The German firm TUV has been chosen to evaluate the condition of the Coca Codo Sinclair hydroelectric plant. The firm will begin its work the first week of December, according to the Minister of Non-Renewable Natural Resources Carlos Pérez.
TUV will investigate problems with cracking in the power-generation chambers of Coca Codo. Earlier technical team reviews identified 7,648 cracks in the steel and concrete works, most of which are described as “micro cracks” although some are much larger. In addition, the comptroller’s office has identified 171 other problems with the work by the Chinese contractor Sinohydro, which built the $2.7 billion facility.
Following repairs, Pérez says he will seek a 10-year guarantee on Sinohydro’s work. “Because of the problems discovered during construction and after, we believe we need a longer period of assurance on the functions of the facility,” he said. “The original two-year guarantee established in the contract is not sufficient.”

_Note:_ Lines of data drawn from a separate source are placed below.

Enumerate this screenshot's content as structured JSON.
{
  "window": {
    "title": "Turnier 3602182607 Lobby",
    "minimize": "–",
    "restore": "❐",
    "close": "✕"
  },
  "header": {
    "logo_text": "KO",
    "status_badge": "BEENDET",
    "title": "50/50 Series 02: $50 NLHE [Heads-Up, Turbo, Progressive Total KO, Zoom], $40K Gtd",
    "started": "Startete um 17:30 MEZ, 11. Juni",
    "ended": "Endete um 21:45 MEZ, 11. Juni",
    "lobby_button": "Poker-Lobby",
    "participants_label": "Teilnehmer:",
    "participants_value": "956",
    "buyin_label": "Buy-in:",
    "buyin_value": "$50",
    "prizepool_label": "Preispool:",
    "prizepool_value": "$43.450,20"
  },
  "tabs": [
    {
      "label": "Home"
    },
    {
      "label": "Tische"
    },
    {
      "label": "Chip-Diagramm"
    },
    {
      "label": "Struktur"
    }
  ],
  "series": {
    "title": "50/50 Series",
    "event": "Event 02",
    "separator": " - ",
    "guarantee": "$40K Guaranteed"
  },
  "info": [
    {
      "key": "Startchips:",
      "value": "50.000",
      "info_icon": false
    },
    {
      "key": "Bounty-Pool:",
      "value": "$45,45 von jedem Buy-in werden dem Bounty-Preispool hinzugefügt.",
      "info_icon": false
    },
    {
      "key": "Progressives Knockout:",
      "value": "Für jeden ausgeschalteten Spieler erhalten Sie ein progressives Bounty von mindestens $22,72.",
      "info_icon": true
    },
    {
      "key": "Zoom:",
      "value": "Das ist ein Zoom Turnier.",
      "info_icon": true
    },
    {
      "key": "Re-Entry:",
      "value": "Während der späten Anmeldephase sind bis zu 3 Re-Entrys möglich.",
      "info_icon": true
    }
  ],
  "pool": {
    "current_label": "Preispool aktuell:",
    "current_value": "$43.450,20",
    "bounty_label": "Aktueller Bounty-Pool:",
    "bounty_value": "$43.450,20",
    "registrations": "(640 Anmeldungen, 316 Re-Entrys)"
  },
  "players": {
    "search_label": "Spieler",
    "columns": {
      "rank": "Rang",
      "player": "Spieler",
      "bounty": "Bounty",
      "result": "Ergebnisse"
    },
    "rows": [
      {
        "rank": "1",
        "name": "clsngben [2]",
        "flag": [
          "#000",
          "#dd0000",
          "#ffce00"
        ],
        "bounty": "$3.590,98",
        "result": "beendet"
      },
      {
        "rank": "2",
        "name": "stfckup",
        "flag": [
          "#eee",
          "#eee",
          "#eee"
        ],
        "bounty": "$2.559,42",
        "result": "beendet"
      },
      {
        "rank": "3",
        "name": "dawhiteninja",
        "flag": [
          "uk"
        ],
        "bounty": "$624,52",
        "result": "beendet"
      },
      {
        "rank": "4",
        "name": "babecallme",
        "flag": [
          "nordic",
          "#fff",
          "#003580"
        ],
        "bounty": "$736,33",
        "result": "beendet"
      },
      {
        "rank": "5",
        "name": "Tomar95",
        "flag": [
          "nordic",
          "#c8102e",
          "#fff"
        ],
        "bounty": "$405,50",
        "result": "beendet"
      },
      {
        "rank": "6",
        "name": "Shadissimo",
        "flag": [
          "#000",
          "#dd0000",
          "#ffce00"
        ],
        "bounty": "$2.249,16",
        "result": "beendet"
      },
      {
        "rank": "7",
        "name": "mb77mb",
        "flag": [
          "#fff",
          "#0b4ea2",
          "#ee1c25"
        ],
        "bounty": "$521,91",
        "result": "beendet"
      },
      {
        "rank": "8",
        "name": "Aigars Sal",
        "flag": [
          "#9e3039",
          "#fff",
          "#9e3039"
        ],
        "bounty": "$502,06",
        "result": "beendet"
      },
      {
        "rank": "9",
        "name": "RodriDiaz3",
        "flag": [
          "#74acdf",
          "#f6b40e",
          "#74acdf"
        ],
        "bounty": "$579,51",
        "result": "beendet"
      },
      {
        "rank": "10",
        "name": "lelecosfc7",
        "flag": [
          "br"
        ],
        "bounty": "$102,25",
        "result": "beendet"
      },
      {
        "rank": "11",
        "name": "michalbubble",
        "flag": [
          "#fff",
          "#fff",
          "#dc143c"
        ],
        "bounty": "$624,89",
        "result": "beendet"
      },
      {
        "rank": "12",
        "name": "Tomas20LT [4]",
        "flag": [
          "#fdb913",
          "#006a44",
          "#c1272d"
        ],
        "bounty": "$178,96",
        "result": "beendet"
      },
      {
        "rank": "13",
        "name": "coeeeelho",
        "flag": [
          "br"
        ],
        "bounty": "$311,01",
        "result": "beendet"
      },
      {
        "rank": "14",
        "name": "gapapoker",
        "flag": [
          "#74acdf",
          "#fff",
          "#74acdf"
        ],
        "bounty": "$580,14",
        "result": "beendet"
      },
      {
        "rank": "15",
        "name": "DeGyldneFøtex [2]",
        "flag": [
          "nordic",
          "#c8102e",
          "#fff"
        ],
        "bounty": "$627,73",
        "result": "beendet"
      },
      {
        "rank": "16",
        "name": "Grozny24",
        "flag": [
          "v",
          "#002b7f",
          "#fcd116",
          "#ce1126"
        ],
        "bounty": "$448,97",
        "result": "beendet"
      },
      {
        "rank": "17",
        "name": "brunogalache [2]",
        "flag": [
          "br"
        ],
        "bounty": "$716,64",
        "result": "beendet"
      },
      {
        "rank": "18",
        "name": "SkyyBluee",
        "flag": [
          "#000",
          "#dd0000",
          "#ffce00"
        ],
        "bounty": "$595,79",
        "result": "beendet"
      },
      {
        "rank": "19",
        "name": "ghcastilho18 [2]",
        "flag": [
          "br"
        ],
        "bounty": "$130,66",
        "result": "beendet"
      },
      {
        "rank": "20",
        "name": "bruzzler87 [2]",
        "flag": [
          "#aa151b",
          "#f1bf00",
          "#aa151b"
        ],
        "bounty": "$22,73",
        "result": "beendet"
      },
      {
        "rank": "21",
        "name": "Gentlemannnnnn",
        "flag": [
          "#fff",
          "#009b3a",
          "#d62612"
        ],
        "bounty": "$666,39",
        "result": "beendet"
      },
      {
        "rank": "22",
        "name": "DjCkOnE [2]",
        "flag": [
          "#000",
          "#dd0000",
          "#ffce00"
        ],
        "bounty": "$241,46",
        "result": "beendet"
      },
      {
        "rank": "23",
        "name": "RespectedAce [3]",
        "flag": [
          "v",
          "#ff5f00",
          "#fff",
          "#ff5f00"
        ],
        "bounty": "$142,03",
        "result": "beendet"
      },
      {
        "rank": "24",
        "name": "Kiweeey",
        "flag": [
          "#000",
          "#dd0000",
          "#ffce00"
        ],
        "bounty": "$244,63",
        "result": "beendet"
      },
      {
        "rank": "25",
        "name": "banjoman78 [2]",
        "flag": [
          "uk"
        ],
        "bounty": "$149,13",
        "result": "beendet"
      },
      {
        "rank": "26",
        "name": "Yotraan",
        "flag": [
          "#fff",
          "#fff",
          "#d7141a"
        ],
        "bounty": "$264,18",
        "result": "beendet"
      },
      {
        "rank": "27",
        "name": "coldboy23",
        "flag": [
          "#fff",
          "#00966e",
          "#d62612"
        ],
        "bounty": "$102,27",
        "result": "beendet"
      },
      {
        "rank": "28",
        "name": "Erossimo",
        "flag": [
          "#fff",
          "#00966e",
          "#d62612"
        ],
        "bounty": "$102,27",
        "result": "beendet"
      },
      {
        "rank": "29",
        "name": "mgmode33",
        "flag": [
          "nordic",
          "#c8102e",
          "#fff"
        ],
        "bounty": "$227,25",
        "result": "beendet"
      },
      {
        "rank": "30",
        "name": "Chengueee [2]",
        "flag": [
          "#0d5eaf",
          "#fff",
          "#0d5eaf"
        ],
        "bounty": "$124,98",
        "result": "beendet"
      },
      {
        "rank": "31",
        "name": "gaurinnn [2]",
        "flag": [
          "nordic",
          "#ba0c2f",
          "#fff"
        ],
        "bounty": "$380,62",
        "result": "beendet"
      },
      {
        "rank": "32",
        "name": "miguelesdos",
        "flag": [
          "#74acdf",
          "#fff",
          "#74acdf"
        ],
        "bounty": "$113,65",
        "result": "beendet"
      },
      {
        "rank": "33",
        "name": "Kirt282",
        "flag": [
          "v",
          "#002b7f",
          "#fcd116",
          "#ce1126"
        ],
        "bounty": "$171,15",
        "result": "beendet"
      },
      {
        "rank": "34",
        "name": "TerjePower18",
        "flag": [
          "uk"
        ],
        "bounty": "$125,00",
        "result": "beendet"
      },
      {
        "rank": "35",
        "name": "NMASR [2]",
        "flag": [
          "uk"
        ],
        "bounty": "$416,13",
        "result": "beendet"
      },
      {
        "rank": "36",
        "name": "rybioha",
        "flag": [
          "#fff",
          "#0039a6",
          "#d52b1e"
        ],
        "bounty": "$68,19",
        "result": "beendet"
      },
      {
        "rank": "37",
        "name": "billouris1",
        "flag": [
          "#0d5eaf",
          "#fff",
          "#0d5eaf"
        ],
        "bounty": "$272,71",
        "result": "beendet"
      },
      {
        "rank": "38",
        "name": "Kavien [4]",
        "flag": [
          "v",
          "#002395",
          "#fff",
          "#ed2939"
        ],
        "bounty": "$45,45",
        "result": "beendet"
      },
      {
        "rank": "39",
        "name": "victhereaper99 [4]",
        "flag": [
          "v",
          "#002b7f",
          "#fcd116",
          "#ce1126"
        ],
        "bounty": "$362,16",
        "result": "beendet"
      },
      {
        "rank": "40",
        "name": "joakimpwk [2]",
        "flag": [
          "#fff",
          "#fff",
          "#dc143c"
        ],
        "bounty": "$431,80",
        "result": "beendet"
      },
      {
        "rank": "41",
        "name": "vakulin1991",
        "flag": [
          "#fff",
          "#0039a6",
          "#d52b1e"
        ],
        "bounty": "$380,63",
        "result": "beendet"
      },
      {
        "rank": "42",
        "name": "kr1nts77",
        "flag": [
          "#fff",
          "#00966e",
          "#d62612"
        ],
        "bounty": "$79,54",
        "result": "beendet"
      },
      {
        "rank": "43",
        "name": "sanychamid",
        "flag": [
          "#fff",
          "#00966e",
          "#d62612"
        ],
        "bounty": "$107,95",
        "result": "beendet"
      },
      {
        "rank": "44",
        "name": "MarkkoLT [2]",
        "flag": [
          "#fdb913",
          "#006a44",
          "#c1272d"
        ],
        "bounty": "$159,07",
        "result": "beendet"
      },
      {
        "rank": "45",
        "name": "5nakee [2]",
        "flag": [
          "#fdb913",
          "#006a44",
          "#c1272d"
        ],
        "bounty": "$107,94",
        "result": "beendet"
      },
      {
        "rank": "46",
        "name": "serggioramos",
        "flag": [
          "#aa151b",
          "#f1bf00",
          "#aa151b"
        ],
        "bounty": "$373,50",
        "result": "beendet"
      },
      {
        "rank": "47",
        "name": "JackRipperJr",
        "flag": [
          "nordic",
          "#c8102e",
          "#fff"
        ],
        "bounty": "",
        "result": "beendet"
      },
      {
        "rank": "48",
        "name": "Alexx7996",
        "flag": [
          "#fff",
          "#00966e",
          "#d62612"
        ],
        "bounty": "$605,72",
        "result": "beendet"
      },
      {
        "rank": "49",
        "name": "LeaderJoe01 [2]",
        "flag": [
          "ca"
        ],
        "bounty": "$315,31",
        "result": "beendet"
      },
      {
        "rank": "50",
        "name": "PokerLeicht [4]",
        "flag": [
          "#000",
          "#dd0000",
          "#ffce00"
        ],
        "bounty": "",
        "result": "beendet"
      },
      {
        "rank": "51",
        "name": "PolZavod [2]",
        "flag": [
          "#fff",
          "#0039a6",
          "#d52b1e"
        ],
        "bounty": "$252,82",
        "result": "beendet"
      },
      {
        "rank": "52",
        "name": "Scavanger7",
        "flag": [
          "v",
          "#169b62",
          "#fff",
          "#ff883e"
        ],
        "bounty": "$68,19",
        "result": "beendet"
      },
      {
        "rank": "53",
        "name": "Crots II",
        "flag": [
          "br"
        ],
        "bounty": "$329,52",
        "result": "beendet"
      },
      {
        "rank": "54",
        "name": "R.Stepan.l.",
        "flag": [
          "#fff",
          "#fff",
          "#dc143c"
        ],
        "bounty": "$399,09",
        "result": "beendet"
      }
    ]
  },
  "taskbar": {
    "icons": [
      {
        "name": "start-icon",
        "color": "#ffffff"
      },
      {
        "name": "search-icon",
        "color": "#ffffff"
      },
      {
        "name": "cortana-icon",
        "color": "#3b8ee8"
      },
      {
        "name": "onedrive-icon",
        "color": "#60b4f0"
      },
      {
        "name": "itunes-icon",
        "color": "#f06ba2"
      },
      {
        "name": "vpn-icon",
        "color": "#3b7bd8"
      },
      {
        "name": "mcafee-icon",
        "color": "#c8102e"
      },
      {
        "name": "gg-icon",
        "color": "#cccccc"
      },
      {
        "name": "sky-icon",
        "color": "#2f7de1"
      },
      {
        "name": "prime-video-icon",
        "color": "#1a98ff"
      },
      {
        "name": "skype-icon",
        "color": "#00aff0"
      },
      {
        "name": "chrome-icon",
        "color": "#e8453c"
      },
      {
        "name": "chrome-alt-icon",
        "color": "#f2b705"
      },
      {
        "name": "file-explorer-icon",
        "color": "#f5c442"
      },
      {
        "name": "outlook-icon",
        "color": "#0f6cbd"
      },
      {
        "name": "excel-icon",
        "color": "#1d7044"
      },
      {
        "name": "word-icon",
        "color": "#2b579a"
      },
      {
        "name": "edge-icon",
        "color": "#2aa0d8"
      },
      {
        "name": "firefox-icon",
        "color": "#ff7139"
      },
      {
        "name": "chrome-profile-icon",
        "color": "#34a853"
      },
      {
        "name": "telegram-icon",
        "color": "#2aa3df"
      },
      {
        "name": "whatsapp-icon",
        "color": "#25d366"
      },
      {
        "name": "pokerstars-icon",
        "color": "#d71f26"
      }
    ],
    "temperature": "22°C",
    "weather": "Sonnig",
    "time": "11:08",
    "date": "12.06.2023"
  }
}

Perez added that Sinohydro is working with the government and says it will correct the problems identified in project reviews. Major issues to be resolved, in addition to the cracking, are missing parts to plant transformers and lack of training for plant personnel. A Mexican technical team estimated that repairs could cost more than one billion dollars for the cracks alone.
Esteban Albornoz, minister of electricity during the construction of Coca Codo, agreed with the hiring of TUV to evaluate problems at the plant. “It is common in projects of this size that there are problems during the first five years of operation,” he said. “These problems must be corrected by the contractor.”
In meetings with a committee of the National Assembly and with the comptroller’s office, Albornoz defended project oversight by the government of former president Rafael Correa.